Otherwise, if grant proceeds cannot be accelerated to precede enactment of the repeal of Section 118, for-profit developers funding projects with grant proceeds should consider the tax impact of the grant proceeds as they create or revise their capital stack.
Since repeal would be effective upon enactment, developers with existing Section 118 structures should attempt to accelerate the receipt of grant proceeds, if possible, to precede enactment.
Taxation of capital contributions
Proposed changes: The House bill would introduce a new concept that would require partnerships and corporations to recognize taxable income upon receipt of capital contributions, to the extent that the amount of the capital contribution exceeds the fair market value of the stock or partnership interest that is issued in exchange for such capital contribution.
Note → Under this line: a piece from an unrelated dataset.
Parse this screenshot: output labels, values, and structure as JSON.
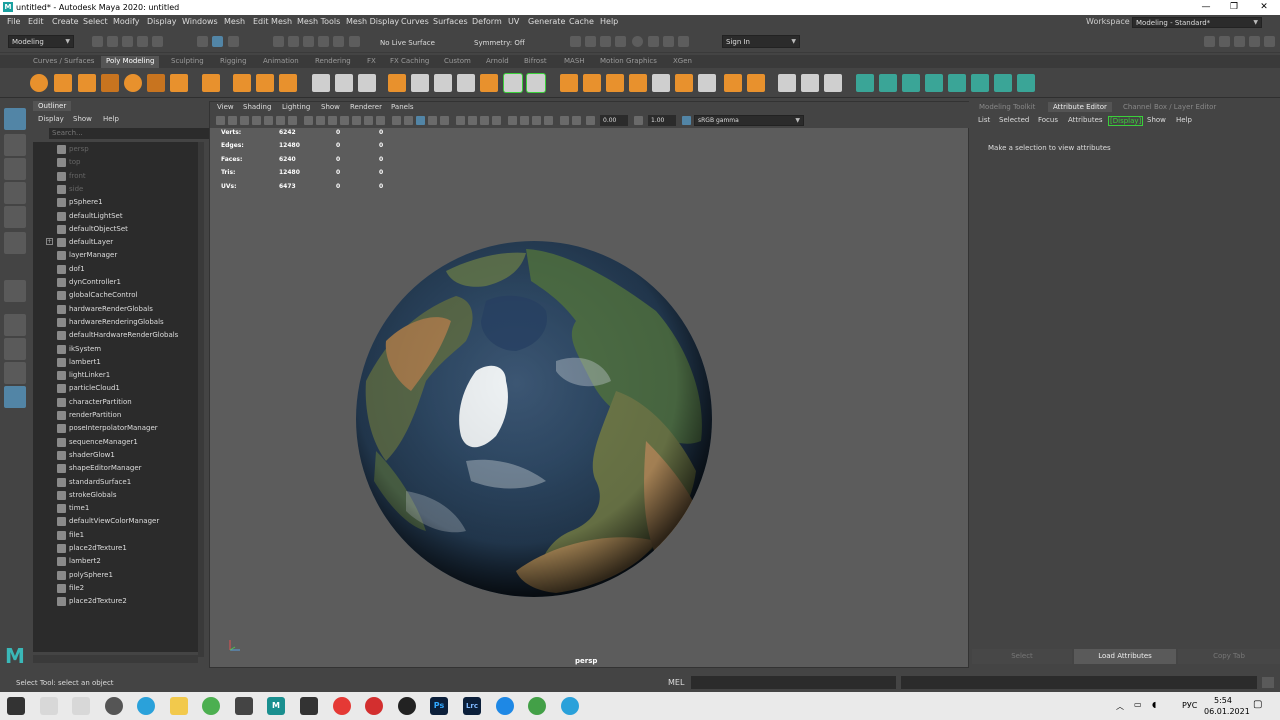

Impact: Depending upon how taxpayers are allowed to determine the fair market value of the stock or partnership interest that is issued in exchange for a capital contribution, this provision could be problematic in structuring several common real estate development financing transactions. For example, in most transactions that involve the syndication of federal and/or state tax credits, the value of the partnership interest that tax credit investor receives is often lower than their capital contribution, because the project’s cost typically exceeds the value of the completed project. In such situations, if this provision in the House bill is enacted, partnerships could be required to recognize taxable income in connection with the receipt of capital contributions from the tax credit investor.
Planning opportunity: This provision could impact transactions that have previously closed or are currently in the process of closing, to the extent that the investor has not made all of its capital contributions as of the date the tax reform bill is enacted. Developers should monitor the status of the tax reform legislation to determine if such provision could create a funding gap equal to the amount of tax required to be paid on the capital contributions from the tax credit investor.
We recommend organizations conduct a careful analysis of the impact of these and other potential changes on their specific business activities and plans. Check back to this article regularly for updates as the tax reform bills make their way through the Legislature.
As always, if you have questions, feel free to give us a call.